In a natural setting, cows will drink from their mother for several months, or longer — and generally stay close to their mothers, if they’re allowed to stay together.
Cows are doting, and protective of their calves. They’re such good mums, that they’ll even look after other calves in the herd if needed — like Aunties.
But she won’t get to.
To produce milk for humans, a dairy cow must keep giving birth to calves. Her calves are normally taken away in the first 24 hours of their life, so that the milk she is producing to feed her newborn can be bottled for human consumption.
The dairy industry doesn’t let cows do what they do best — be mums to their calves.
There are more than one million cows in the Australian dairy industry today — every single one is a mother. If they could have one thing this Mother’s Day, can you guess what (or more accurately, who) it might be?
Calves like Valentine belong with their mothers.
Clarabelle lived on a dairy farm. She had endured many Mother’s Days without her calves, who were all taken away so that her milk could be sold. But she will be sharing this Mother’s Day — and many more yet — with her beloved Valentine, who was born after Clarabelle was rescued by Edgar’s Mission Farm Sanctuary. After giving birth, Clarabelle hid her calf in long grass — unaware that, for the first time in her life, this calf would not only be safe — but allowed to stay by her side for the rest of her days.
Show some love to mums this Mother’s Day

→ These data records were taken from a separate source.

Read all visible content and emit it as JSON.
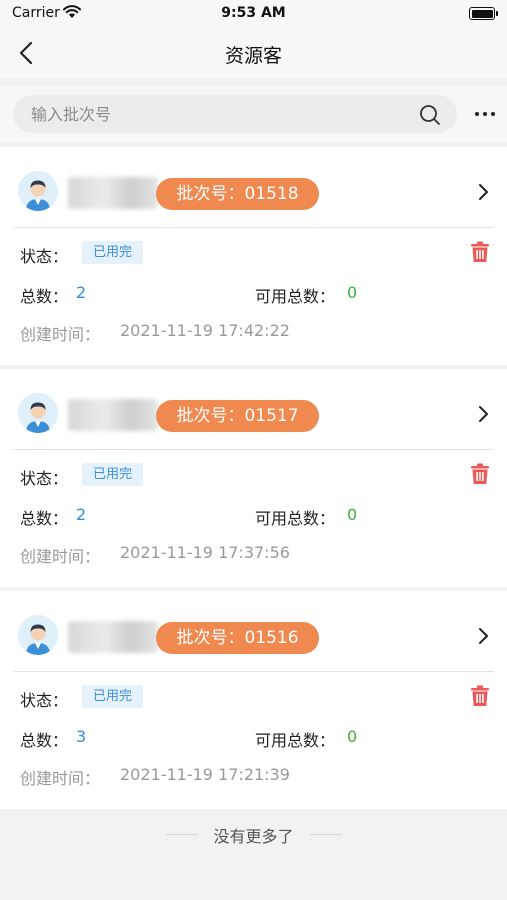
{
  "status_bar": {
    "carrier": "Carrier",
    "time": "9:53 AM"
  },
  "nav": {
    "title": "资源客"
  },
  "search": {
    "placeholder": "输入批次号",
    "value": ""
  },
  "records": [
    {
      "batch_label": "批次号：01518",
      "status_label": "状态：",
      "status_value": "已用完",
      "total_label": "总数：",
      "total_value": "2",
      "available_label": "可用总数：",
      "available_value": "0",
      "created_label": "创建时间：",
      "created_value": "2021-11-19 17:42:22"
    },
    {
      "batch_label": "批次号：01517",
      "status_label": "状态：",
      "status_value": "已用完",
      "total_label": "总数：",
      "total_value": "2",
      "available_label": "可用总数：",
      "available_value": "0",
      "created_label": "创建时间：",
      "created_value": "2021-11-19 17:37:56"
    },
    {
      "batch_label": "批次号：01516",
      "status_label": "状态：",
      "status_value": "已用完",
      "total_label": "总数：",
      "total_value": "3",
      "available_label": "可用总数：",
      "available_value": "0",
      "created_label": "创建时间：",
      "created_value": "2021-11-19 17:21:39"
    }
  ],
  "footer": {
    "end_text": "没有更多了"
  },
  "colors": {
    "badge": "#f0894f",
    "total_value": "#2f8fe0",
    "available_value": "#3bb13b",
    "delete": "#ef5757",
    "status_tag_bg": "#e6f2fb",
    "status_tag_text": "#3a8fd6"
  },
  "icons": [
    "wifi-icon",
    "battery-icon",
    "back-arrow-icon",
    "search-icon",
    "more-dots-icon",
    "avatar-person-icon",
    "chevron-right-icon",
    "trash-icon"
  ]
}
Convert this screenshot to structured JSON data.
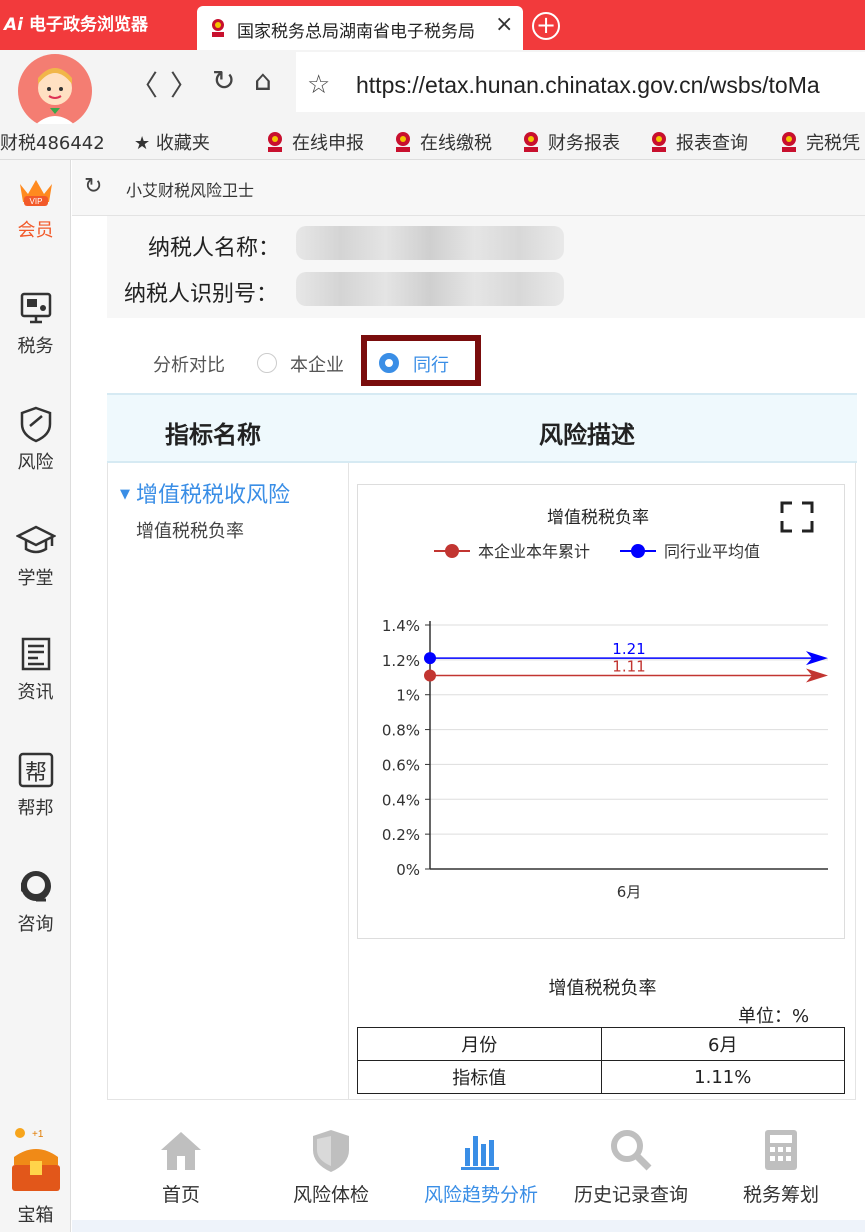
{
  "browser": {
    "app_title": "电子政务浏览器",
    "app_logo": "Ai",
    "tab_title": "国家税务总局湖南省电子税务局",
    "tab_close": "×",
    "new_tab": "+",
    "url": "https://etax.hunan.chinatax.gov.cn/wsbs/toMa",
    "account_id": "财税486442",
    "bookmarks": [
      "收藏夹",
      "在线申报",
      "在线缴税",
      "财务报表",
      "报表查询",
      "完税凭"
    ]
  },
  "sidebar": {
    "items": [
      {
        "label": "会员",
        "icon": "vip-crown-icon"
      },
      {
        "label": "税务",
        "icon": "tax-monitor-icon"
      },
      {
        "label": "风险",
        "icon": "shield-icon"
      },
      {
        "label": "学堂",
        "icon": "graduation-cap-icon"
      },
      {
        "label": "资讯",
        "icon": "news-icon"
      },
      {
        "label": "帮邦",
        "icon": "help-bang-icon"
      },
      {
        "label": "咨询",
        "icon": "headset-icon"
      }
    ],
    "treasure": {
      "label": "宝箱",
      "badge": "+1"
    }
  },
  "page": {
    "title": "小艾财税风险卫士",
    "taxpayer_name_label": "纳税人名称：",
    "taxpayer_id_label": "纳税人识别号：",
    "compare_label": "分析对比",
    "option_own": "本企业",
    "option_peer": "同行",
    "selected_option": "同行"
  },
  "table_header": {
    "name": "指标名称",
    "description": "风险描述"
  },
  "tree": {
    "group": "增值税税收风险",
    "item": "增值税税负率"
  },
  "chart_data": {
    "type": "line",
    "title": "增值税税负率",
    "categories": [
      "6月"
    ],
    "series": [
      {
        "name": "本企业本年累计",
        "values": [
          1.11
        ],
        "color": "#c23531"
      },
      {
        "name": "同行业平均值",
        "values": [
          1.21
        ],
        "color": "#0000ff"
      }
    ],
    "ylim": [
      0,
      1.4
    ],
    "yticks": [
      "0%",
      "0.2%",
      "0.4%",
      "0.6%",
      "0.8%",
      "1%",
      "1.2%",
      "1.4%"
    ],
    "ytick_values": [
      0,
      0.2,
      0.4,
      0.6,
      0.8,
      1.0,
      1.2,
      1.4
    ],
    "data_labels": [
      "1.11",
      "1.21"
    ],
    "grid": true,
    "legend_position": "top"
  },
  "data_table": {
    "title": "增值税税负率",
    "unit": "单位：%",
    "rows": [
      [
        "月份",
        "6月"
      ],
      [
        "指标值",
        "1.11%"
      ]
    ]
  },
  "bottom_nav": [
    {
      "label": "首页",
      "icon": "home-icon",
      "active": false
    },
    {
      "label": "风险体检",
      "icon": "shield-check-icon",
      "active": false
    },
    {
      "label": "风险趋势分析",
      "icon": "bar-chart-icon",
      "active": true
    },
    {
      "label": "历史记录查询",
      "icon": "search-icon",
      "active": false
    },
    {
      "label": "税务筹划",
      "icon": "calculator-icon",
      "active": false
    }
  ],
  "colors": {
    "brand_red": "#f23a3c",
    "accent_blue": "#3a8ee6",
    "highlight": "#7a0d0d"
  }
}
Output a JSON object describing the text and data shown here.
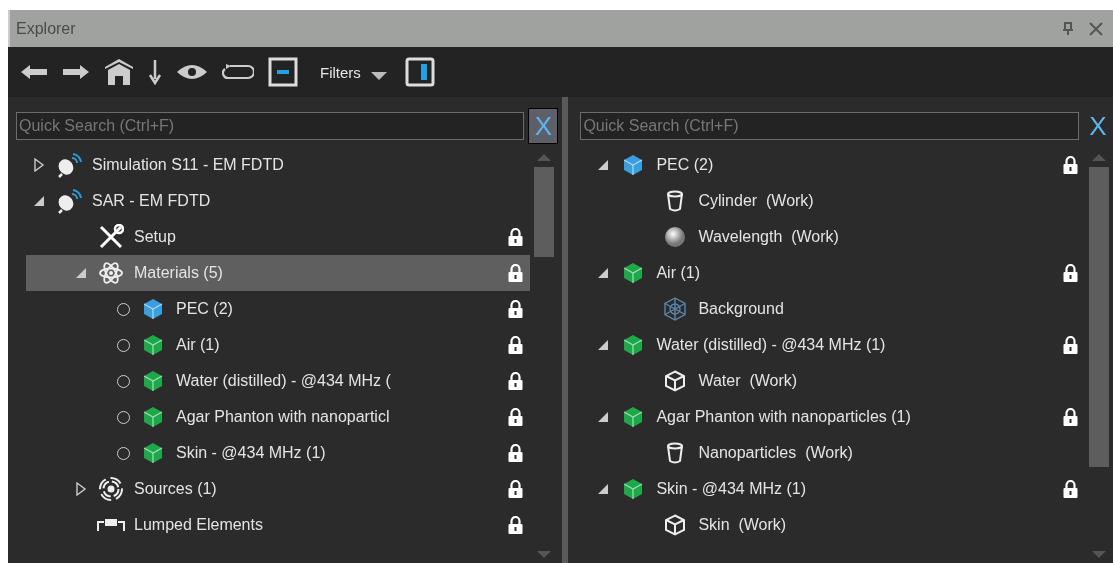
{
  "window": {
    "title": "Explorer"
  },
  "toolbar": {
    "filters_label": "Filters"
  },
  "left_panel": {
    "search": {
      "placeholder": "Quick Search (Ctrl+F)"
    },
    "clear_button": {
      "label": "X",
      "highlighted": true
    },
    "tree": [
      {
        "label": "Simulation S11 - EM FDTD",
        "kind": "antenna",
        "expanded": false,
        "locked": false,
        "selected": false
      },
      {
        "label": "SAR - EM FDTD",
        "kind": "antenna",
        "expanded": true,
        "locked": false,
        "selected": false,
        "children": [
          {
            "label": "Setup",
            "kind": "tools",
            "locked": true,
            "selected": false
          },
          {
            "label": "Materials (5)",
            "kind": "atom",
            "expanded": true,
            "locked": true,
            "selected": true,
            "children": [
              {
                "label": "PEC (2)",
                "kind": "cube",
                "color": "#3a9ee0",
                "active": false,
                "locked": true,
                "selected": false
              },
              {
                "label": "Air (1)",
                "kind": "cube",
                "color": "#1fa84a",
                "active": false,
                "locked": true,
                "selected": false
              },
              {
                "label": "Water (distilled) - @434 MHz (",
                "kind": "cube",
                "color": "#1fa84a",
                "active": false,
                "locked": true,
                "selected": false
              },
              {
                "label": "Agar Phanton with nanoparticl",
                "kind": "cube",
                "color": "#1fa84a",
                "active": false,
                "locked": true,
                "selected": false
              },
              {
                "label": "Skin - @434 MHz (1)",
                "kind": "cube",
                "color": "#1fa84a",
                "active": false,
                "locked": true,
                "selected": false
              }
            ]
          },
          {
            "label": "Sources (1)",
            "kind": "source",
            "expanded": false,
            "locked": true,
            "selected": false
          },
          {
            "label": "Lumped Elements",
            "kind": "lumped",
            "locked": true,
            "selected": false
          }
        ]
      }
    ]
  },
  "right_panel": {
    "search": {
      "placeholder": "Quick Search (Ctrl+F)"
    },
    "clear_button": {
      "label": "X",
      "highlighted": false
    },
    "tree": [
      {
        "label": "PEC (2)",
        "kind": "cube",
        "color": "#3a9ee0",
        "expanded": true,
        "locked": true,
        "selected": false,
        "children": [
          {
            "label": "Cylinder  (Work)",
            "kind": "cylinder",
            "locked": false,
            "selected": false
          },
          {
            "label": "Wavelength  (Work)",
            "kind": "sphere",
            "locked": false,
            "selected": false
          }
        ]
      },
      {
        "label": "Air (1)",
        "kind": "cube",
        "color": "#1fa84a",
        "expanded": true,
        "locked": true,
        "selected": false,
        "children": [
          {
            "label": "Background",
            "kind": "wireframe",
            "locked": false,
            "selected": false
          }
        ]
      },
      {
        "label": "Water (distilled) - @434 MHz (1)",
        "kind": "cube",
        "color": "#1fa84a",
        "expanded": true,
        "locked": true,
        "selected": false,
        "children": [
          {
            "label": "Water  (Work)",
            "kind": "box",
            "locked": false,
            "selected": false
          }
        ]
      },
      {
        "label": "Agar Phanton with nanoparticles (1)",
        "kind": "cube",
        "color": "#1fa84a",
        "expanded": true,
        "locked": true,
        "selected": false,
        "children": [
          {
            "label": "Nanoparticles  (Work)",
            "kind": "cylinder",
            "locked": false,
            "selected": false
          }
        ]
      },
      {
        "label": "Skin - @434 MHz (1)",
        "kind": "cube",
        "color": "#1fa84a",
        "expanded": true,
        "locked": true,
        "selected": false,
        "children": [
          {
            "label": "Skin  (Work)",
            "kind": "box",
            "locked": false,
            "selected": false
          }
        ]
      }
    ]
  }
}
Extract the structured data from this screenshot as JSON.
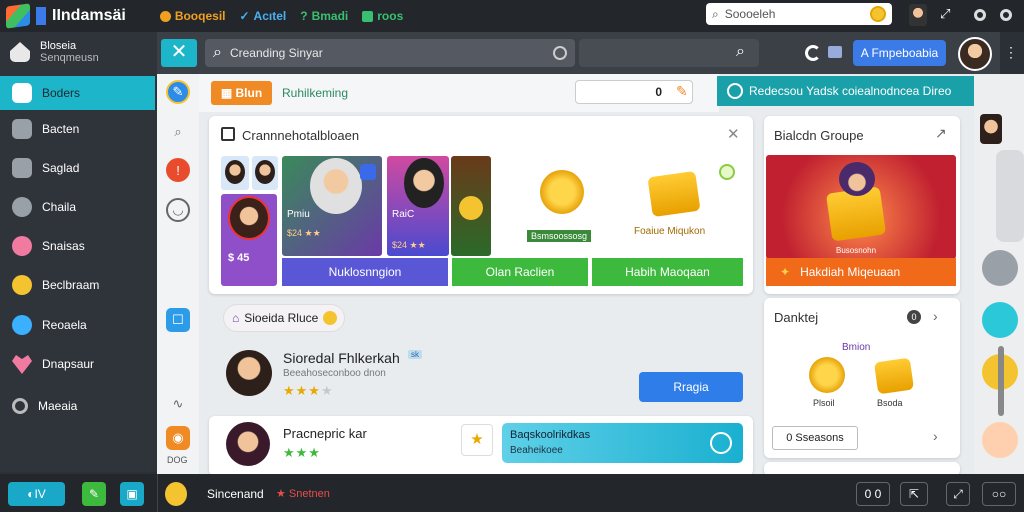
{
  "topbar": {
    "brand": "IIndamsäi",
    "tags": [
      {
        "label": "Booqesil",
        "color": "#f0a020"
      },
      {
        "label": "Acıtel",
        "color": "#4ab0f0"
      },
      {
        "label": "Bmadi",
        "color": "#38c070"
      },
      {
        "label": "roos",
        "color": "#38c070"
      }
    ],
    "search_value": "Soooeleh"
  },
  "sidebar": {
    "header_title": "Bloseia",
    "header_sub": "Senqmeusn",
    "items": [
      {
        "label": "Boders",
        "icon": "chat-icon",
        "color": "#3ab0ff"
      },
      {
        "label": "Bacten",
        "icon": "folder-icon",
        "color": "#888"
      },
      {
        "label": "Saglad",
        "icon": "inbox-icon",
        "color": "#888"
      },
      {
        "label": "Chaila",
        "icon": "gamepad-icon",
        "color": "#888"
      },
      {
        "label": "Snaisas",
        "icon": "face-icon",
        "color": "#f07aa0"
      },
      {
        "label": "Beclbraam",
        "icon": "smile-icon",
        "color": "#f4c430"
      },
      {
        "label": "Reoaela",
        "icon": "people-icon",
        "color": "#3ab0ff"
      },
      {
        "label": "Dnapsaur",
        "icon": "heart-icon",
        "color": "#f07aa0"
      },
      {
        "label": "Maeaia",
        "icon": "search-icon",
        "color": "#aaa"
      }
    ]
  },
  "toolbar": {
    "close_label": "✕",
    "search_value": "Creanding Sinyar",
    "primary_button": "A Fmpeboabia"
  },
  "filter": {
    "pill_label": "Blun",
    "label": "Ruhilkeming",
    "count_value": "0"
  },
  "banner": {
    "text": "Redecsou  Yadsk coiealnodncea  Direo"
  },
  "main_card": {
    "title": "Crannnehotalbloaen",
    "profiles": [
      {
        "caption": "Pmiu",
        "sub": "$24 ★★"
      },
      {
        "caption": "RaiC",
        "sub": "$24 ★★"
      }
    ],
    "tile_price": "$ 45",
    "bars": [
      {
        "label": "Nuklosnngion",
        "color": "#5a57d6"
      },
      {
        "label": "Olan Raclien",
        "color": "#3dba3d"
      },
      {
        "label": "Habih Maoqaan",
        "color": "#3dba3d"
      }
    ],
    "reward1_label": "Bsmsoossosg",
    "reward2_label": "Foaiue Miqukon"
  },
  "tag_chip": "Sioeida Rluce",
  "profile_row": {
    "name": "Sioredal Fhlkerkah",
    "badge": "sk",
    "sub": "Beeahoseconboo dnon",
    "stars": 3,
    "button": "Rragia"
  },
  "bottom_row": {
    "name": "Pracnepric  kar",
    "stars": 3,
    "promo_title": "Baqskoolrikdkas",
    "promo_sub": "Beaheikoee"
  },
  "right_card1": {
    "title": "Bialcdn Groupe",
    "bar": "Hakdiah Miqeuaan",
    "sub": "Busosnohn"
  },
  "right_card2": {
    "title": "Danktej",
    "count": "0",
    "label_top": "Bmion",
    "coin1": "Plsoil",
    "coin2": "Bsoda",
    "seasons": "0 Sseasons"
  },
  "bottombar": {
    "left_btn": "IV",
    "label": "Sincenand",
    "label_red": "★ Snetnen",
    "chip": "0 0"
  },
  "iconcol": {
    "footer": "DOG"
  }
}
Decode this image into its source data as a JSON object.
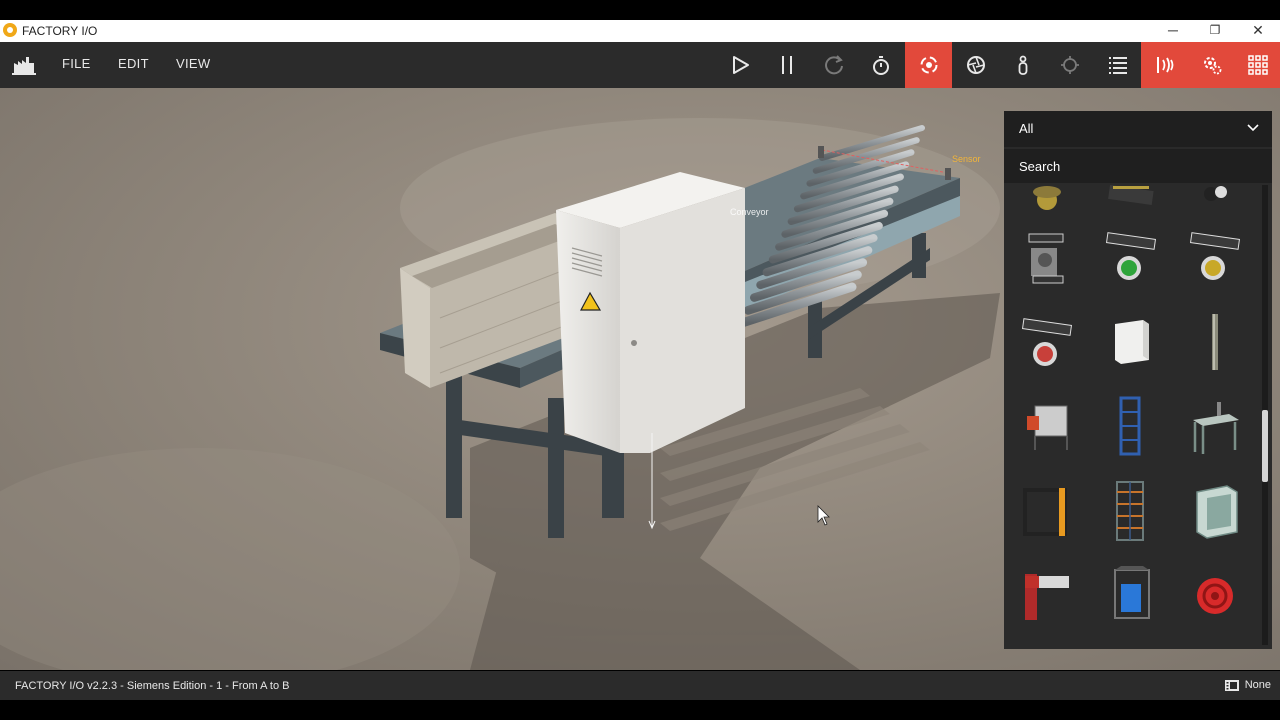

As long as the demand for dairy milk continues, mother cows and calves will continue to suffer as a result. The most powerful thing you can do to help dairy cows is to make the switch to dairy-free milk. Do something nice for the mother of another this Sunday 10 May and try a dairy-free alternative. With so so many delicious dairy-free options these days it’s never been easier to be kind to cows and their calves!